EXERCISE INPUT ::
....
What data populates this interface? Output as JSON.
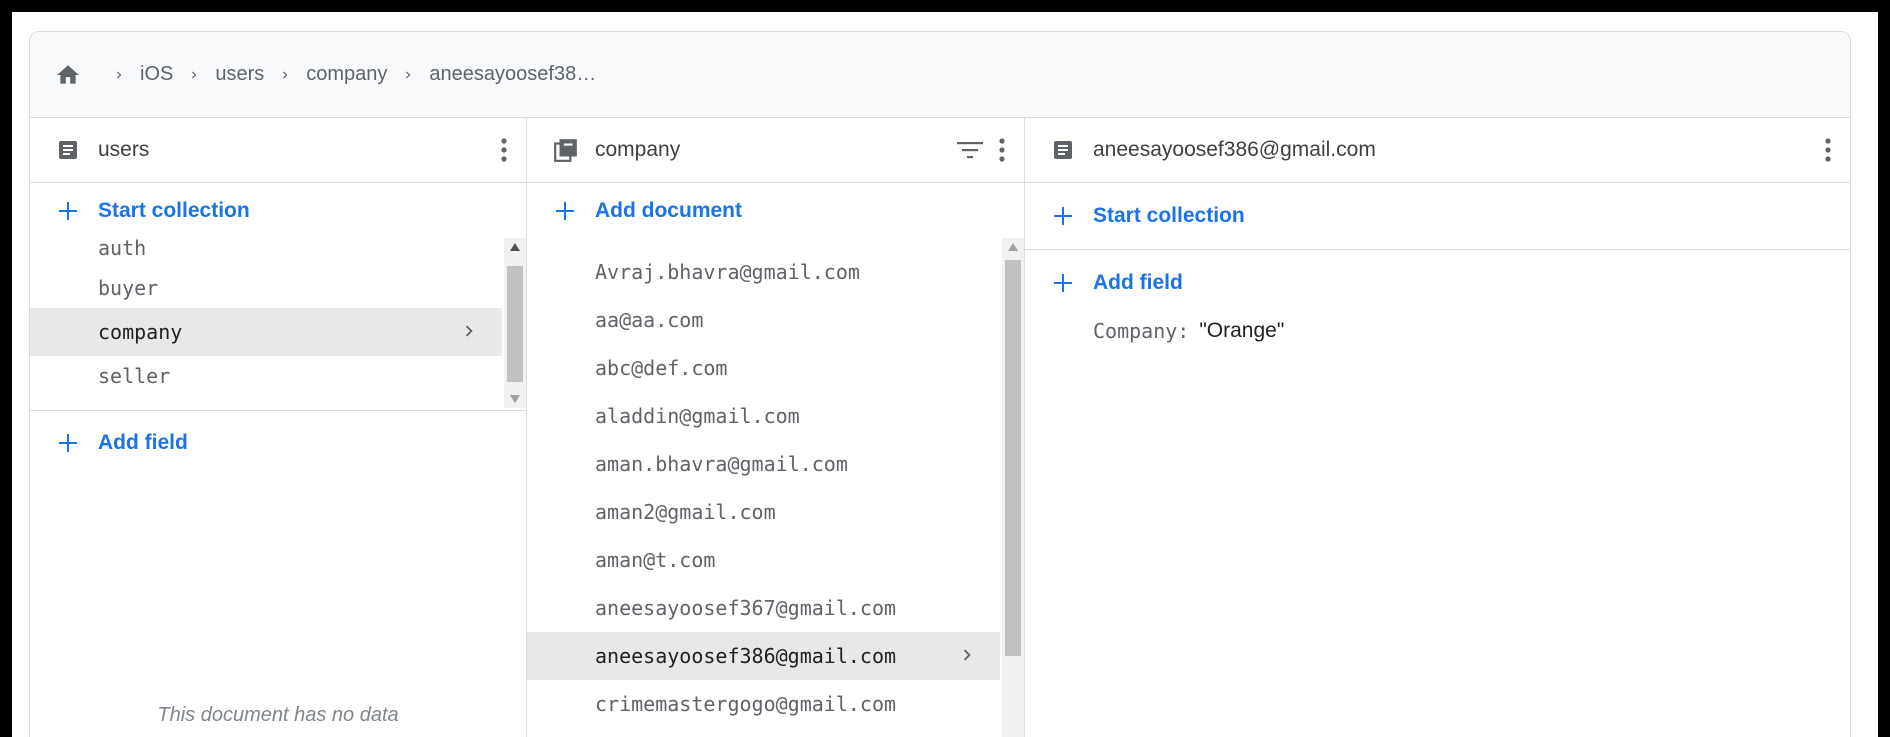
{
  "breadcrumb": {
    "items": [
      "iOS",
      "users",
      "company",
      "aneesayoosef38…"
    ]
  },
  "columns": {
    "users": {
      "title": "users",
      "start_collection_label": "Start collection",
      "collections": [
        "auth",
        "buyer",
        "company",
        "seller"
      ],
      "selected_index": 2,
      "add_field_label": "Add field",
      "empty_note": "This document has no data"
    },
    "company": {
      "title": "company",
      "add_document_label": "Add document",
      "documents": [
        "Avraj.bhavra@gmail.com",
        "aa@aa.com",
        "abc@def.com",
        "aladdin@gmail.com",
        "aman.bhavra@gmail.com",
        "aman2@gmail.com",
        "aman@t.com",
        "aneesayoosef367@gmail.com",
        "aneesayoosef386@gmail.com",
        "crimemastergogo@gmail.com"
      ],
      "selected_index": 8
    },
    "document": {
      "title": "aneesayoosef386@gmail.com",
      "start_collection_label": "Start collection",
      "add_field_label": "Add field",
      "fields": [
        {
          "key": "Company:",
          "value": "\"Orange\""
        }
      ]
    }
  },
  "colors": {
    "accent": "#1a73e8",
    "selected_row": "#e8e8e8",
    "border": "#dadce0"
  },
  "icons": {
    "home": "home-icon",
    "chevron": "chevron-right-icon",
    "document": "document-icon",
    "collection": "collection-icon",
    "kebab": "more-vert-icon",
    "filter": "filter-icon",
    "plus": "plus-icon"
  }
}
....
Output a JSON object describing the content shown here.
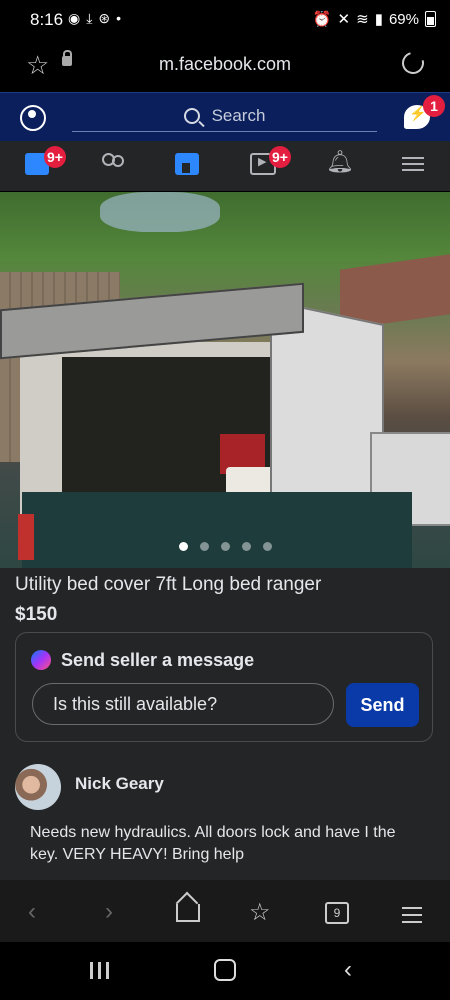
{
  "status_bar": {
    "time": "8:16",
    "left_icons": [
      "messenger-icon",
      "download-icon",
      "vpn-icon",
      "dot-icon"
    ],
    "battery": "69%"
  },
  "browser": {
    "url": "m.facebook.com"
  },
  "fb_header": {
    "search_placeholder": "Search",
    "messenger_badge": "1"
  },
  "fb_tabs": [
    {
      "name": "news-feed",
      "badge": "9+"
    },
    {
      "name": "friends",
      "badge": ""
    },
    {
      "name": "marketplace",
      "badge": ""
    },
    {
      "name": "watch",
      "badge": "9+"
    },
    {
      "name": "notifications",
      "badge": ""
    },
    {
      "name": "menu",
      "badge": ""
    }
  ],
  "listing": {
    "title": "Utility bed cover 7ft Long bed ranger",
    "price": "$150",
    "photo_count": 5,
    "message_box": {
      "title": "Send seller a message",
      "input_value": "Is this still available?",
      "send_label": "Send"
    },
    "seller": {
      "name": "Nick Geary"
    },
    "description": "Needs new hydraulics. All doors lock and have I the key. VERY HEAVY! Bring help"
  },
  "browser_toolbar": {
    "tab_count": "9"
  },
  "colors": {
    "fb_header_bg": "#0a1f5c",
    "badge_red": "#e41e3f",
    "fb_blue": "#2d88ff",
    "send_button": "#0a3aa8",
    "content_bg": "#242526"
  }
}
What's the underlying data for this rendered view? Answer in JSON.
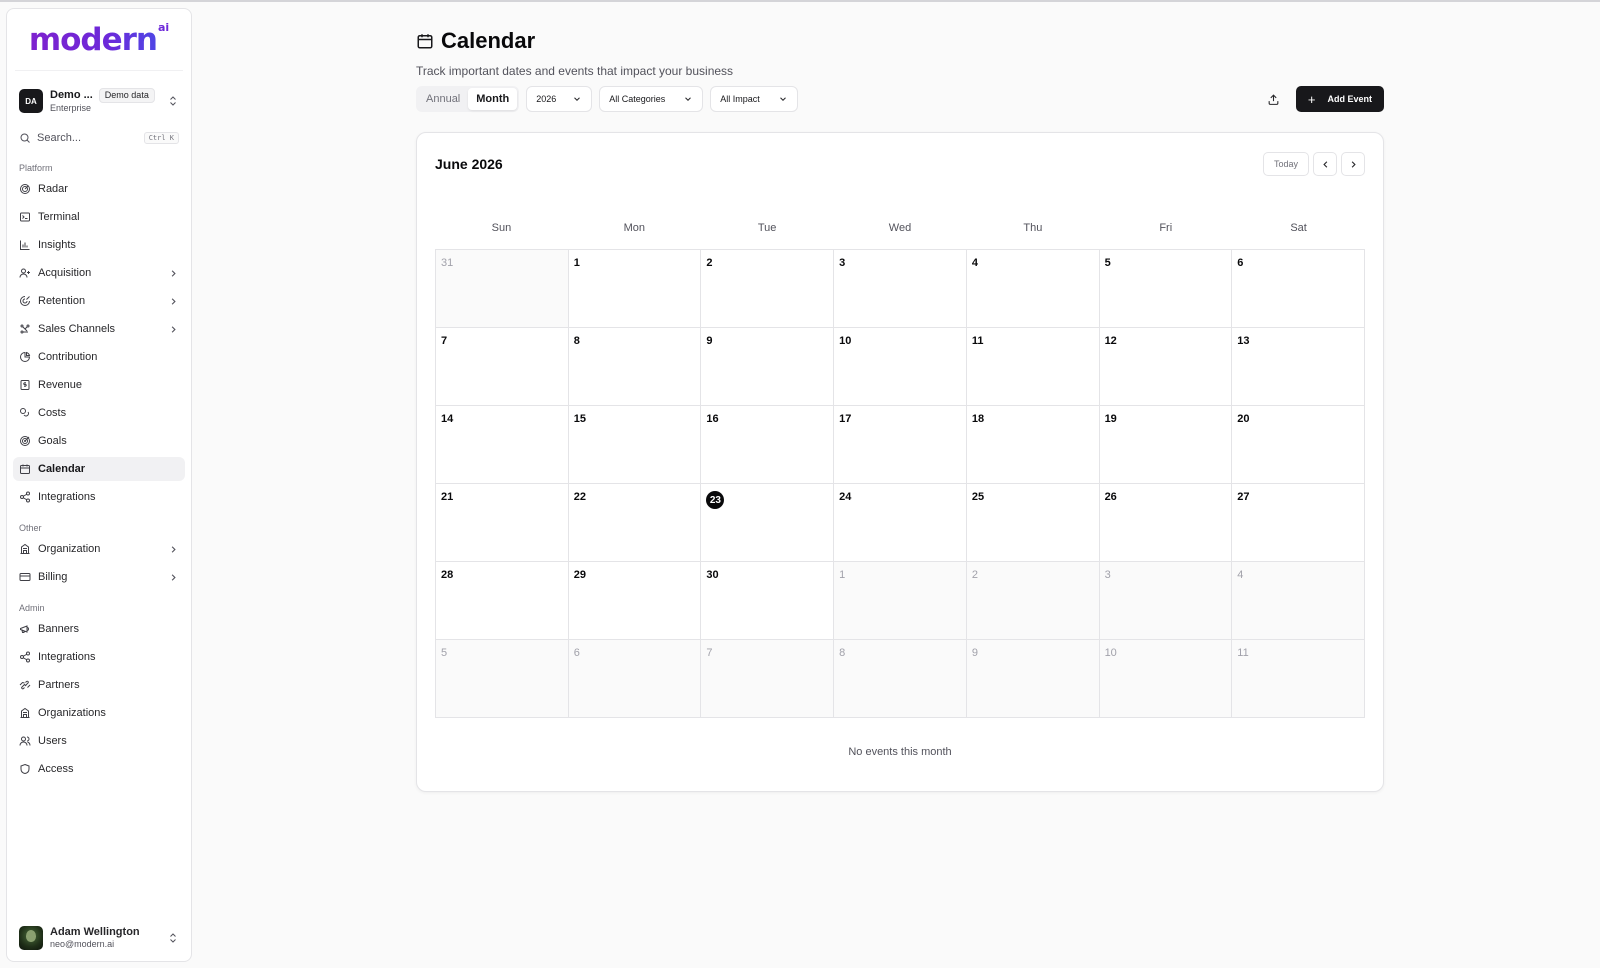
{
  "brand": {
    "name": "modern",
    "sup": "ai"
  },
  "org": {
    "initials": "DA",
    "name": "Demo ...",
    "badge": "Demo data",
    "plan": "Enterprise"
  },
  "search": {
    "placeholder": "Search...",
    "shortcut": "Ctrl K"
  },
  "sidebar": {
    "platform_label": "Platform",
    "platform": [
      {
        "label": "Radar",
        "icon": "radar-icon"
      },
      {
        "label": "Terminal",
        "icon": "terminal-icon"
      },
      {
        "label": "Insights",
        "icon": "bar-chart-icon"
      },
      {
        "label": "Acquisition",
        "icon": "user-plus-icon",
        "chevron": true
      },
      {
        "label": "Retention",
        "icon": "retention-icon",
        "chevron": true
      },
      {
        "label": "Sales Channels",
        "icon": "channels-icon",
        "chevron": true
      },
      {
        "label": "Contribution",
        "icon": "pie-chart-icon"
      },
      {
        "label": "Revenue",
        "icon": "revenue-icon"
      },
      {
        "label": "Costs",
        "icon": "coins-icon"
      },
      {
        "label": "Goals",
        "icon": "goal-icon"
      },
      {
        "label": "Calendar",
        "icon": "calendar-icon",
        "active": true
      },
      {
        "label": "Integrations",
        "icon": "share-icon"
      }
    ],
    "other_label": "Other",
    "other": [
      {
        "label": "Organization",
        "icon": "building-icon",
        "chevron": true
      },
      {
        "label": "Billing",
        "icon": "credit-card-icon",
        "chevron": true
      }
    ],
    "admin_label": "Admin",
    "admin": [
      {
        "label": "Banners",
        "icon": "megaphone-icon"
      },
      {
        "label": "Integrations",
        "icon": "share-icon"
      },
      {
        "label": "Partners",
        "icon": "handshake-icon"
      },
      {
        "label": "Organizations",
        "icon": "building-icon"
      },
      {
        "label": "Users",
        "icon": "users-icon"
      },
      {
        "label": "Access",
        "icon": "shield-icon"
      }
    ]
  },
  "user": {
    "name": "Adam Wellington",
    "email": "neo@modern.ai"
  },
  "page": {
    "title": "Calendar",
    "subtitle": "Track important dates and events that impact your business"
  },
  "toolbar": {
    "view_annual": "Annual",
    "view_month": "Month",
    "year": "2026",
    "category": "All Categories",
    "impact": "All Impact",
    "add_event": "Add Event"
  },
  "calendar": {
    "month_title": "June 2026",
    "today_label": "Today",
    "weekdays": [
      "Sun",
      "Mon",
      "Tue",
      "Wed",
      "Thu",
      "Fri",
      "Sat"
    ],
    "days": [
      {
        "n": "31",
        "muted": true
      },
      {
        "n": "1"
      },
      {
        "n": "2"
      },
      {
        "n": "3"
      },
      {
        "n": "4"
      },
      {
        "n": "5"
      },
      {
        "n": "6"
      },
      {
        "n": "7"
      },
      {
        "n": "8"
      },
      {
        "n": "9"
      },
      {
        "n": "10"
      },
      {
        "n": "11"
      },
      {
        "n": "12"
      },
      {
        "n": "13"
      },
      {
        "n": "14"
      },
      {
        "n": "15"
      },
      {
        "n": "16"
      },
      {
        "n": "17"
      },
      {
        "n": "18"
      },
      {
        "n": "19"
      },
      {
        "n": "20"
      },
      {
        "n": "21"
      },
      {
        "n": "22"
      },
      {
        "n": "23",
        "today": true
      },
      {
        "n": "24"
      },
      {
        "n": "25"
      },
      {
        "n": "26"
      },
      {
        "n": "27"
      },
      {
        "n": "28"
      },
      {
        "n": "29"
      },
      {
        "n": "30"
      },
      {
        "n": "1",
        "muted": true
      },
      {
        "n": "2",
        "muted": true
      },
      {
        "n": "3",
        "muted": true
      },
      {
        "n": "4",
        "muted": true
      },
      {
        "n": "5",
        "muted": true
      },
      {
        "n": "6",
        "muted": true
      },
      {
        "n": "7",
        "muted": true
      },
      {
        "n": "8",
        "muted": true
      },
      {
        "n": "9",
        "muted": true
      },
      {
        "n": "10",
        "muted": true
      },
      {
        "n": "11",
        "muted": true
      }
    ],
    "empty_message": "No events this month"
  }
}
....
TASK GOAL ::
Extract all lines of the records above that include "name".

ANSWER SPACE ::
      "name": "news-feed",
      "name": "friends",
      "name": "marketplace",
      "name": "watch",
      "name": "notifications",
      "name": "menu",
      "name": "Nick Geary"
    "name": "modern",
    "name": "Demo ...",
    "name": "Adam Wellington",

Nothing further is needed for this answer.